Shein, Fast Fashion and the Garment Industry
By Zara Kabir
Garment workers in a Shein workshop in Guangzhou, China. Credit: Public Eye
Almost everyone owns something from Shein and even if we don’t, we’re definitely guilty of browsing. But, there are many reasons you should reconsider that next Shein haul, especially as a Bengali.
Having outpaced brands like Zara and H&M, Shein finds itself among a growing number of ‘ultra-fast fashion’ labels. A fully online storefront plus low prices for on-trend, often added in real-time, allowed Shein to hit the $100 billion mark in April.
However, behind the bargains lies exploitation. Zara, the pioneer of fast fashion, was once infamous for a production cycle of three to four weeks from design to packaging for distribution. Shein has cut this down to as little as three days, with thousands of items being added every day.
The breakneck speed of production is reflected in the quality of clothing. And with so many new items listed constantly, combined with low prices, Shein has helped create a culture in which clothing has little value beyond one wear. People’s presence on social media adds to the constant pressure to ‘refresh’ our wardrobes on a regular basis.
Shein’s supply chain is located almost exclusively in Guangzhou, China. Instead of large factories, according to research from Public Eye , the company employs locally-owned workshops in the region’s villages to produce its products. Producing thousands of garments a day, workers often put in 12-hours or labor per day. This adds up to 75 hours a week. That is in part because workers are often paid according to each item they produce; this not only encourages them to work long hours, but also requires them to. In fact, some of the workers who were interviewed said that they only take one day off a month. Such hours grossly violate Chinese labor laws that stipulate employees work 40 hours a week, 36 hours of overtime a month, with one day off per week.

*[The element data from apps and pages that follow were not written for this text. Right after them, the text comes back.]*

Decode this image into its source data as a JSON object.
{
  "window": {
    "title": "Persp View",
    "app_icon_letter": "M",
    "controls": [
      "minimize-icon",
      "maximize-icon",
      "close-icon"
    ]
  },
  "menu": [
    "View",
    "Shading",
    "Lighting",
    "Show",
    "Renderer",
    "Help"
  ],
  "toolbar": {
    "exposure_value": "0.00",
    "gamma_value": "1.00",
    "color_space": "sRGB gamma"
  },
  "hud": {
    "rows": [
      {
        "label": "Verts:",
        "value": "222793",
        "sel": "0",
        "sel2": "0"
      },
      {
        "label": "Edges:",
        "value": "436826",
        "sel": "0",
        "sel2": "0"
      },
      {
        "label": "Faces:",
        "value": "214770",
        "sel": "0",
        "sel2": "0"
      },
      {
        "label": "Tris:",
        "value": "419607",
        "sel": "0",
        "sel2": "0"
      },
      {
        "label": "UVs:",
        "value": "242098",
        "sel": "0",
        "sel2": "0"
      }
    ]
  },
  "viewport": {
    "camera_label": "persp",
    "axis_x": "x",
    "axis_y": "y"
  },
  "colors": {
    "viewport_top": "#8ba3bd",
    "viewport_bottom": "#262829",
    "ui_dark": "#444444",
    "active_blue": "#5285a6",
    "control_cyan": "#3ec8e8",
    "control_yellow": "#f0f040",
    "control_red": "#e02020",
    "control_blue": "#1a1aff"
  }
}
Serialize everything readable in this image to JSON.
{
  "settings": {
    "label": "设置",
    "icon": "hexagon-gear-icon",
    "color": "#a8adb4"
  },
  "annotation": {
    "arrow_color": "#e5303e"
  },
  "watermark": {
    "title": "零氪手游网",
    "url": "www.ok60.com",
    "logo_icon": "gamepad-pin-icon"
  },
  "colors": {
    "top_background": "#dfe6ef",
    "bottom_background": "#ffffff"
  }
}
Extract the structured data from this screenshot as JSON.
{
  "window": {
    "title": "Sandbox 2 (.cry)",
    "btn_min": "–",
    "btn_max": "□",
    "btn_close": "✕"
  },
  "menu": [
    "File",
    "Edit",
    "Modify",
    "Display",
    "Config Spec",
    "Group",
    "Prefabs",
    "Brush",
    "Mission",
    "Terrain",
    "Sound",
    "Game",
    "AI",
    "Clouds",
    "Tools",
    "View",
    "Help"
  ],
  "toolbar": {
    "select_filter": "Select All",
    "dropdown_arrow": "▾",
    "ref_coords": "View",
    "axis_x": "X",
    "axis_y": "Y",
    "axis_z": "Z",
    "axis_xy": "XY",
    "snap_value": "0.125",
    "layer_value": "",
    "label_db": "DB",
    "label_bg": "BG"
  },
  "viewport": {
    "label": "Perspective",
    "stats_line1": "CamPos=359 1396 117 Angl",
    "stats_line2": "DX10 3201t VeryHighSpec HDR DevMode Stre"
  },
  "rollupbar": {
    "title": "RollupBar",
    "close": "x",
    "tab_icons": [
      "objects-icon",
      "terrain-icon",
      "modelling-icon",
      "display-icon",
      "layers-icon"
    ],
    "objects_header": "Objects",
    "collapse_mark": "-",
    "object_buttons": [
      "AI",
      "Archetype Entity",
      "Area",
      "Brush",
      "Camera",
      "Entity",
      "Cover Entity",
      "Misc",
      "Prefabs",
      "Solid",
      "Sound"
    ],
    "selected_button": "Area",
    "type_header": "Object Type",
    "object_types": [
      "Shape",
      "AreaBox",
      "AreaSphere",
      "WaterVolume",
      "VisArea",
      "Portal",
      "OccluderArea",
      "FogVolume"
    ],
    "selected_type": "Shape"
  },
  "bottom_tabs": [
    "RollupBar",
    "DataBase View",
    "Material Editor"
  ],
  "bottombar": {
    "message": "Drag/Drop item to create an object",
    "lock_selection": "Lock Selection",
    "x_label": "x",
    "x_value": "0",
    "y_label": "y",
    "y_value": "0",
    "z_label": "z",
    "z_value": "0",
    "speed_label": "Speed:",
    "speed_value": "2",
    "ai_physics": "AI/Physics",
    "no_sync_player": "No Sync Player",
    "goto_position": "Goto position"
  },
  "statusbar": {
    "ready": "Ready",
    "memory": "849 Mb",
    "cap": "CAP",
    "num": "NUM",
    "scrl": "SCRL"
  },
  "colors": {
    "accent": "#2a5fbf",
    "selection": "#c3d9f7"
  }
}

Because Shein’s suppliers are informal sweatshops with no employer-employee contracts, this makes it easier for workers to be paid less for more time. Such working conditions parallel those of sweatshops in Bangladesh, where garment workers are also forced to work in horrific conditions for little to no pay.
Garment workers in Bangladesh. Credit: NurPhoto via Getty Images
After the collapse of the Rana Plaza in 2013, in which 1,134 workers were killed, Bangladesh promised to pass laws and strengthen regulations. While factory safety may have improved, workers themselves have remained targets of verbal and physical abuse. Later in 2018, the Bangladeshi government passed the Bangladesh Labour (Amendment) Act which raised the minimum age of children that could be employed from 12 to 14. However, since the start of the pandemic, many young boys have been forced into factories and sweatshops as their families struggled to stay afloat.
COVID-19 itself has spelled disaster for millions of Bangladeshi garment workers. Many lost their jobs while others hid their symptoms to go back to work, often in the same cramped production lines that likely got them sick in the first place. They knew not to ask questions at the risk of brutalization and losing their meager incomes. And in the face of declining sales over the past couple of years, workers are earning even less.
Bangladeshi garment workers remain some of the most exploited in the world today, and some of the lowest-paid too. While the legal minimum wage for garment workers is 8,000 Taka a month, or less than $80, many earn even less than that. Like garment workers in Guangzhou, many have no choice but to work overtime for 12-hour shifts in order to earn enough to feed their families.
Bangladesh itself is one of the world’s largest exporters of ready-made garments, second to China. No amount of legislation and/or international sanctions, however, can reform garment industries in these countries because they are, at the root, an exploitative model. This is no accident and is a system by design by the wider fashion industry.
While clothing production lines were once much smaller and localized, rapid globalization post-World War II shifted them to the Global South. This has allowed manufacturers to mass-produce cheaply made garments with little to no oversight. Companies maintain their profit margins for then cheaply sold goods by cutting wages and pocketing profits. The benefits are passed on to the consumer while workers are left with the short end of the stick.
No matter where we shop, laborers will have been exploited somewhere along the line.
Shopping ethically may not always be feasible for those of us living on a strict budget, however shopping consciously is possible. Do you really need another pair of super-cheap jeans that fall apart in a few months? Or are you better off spending a bit more on something that will last a couple of years or more?
As Bangladeshi diaspora, we should be mindful of the work that goes into the garments we wear. We should value the work of our people and be passionate about labor issues. If we care about garment workers in Bangladesh, we should care about the garment workers in China. Avoiding Shein may seem pointless, given how other brands also exploit workers, but it is a start in the right direction.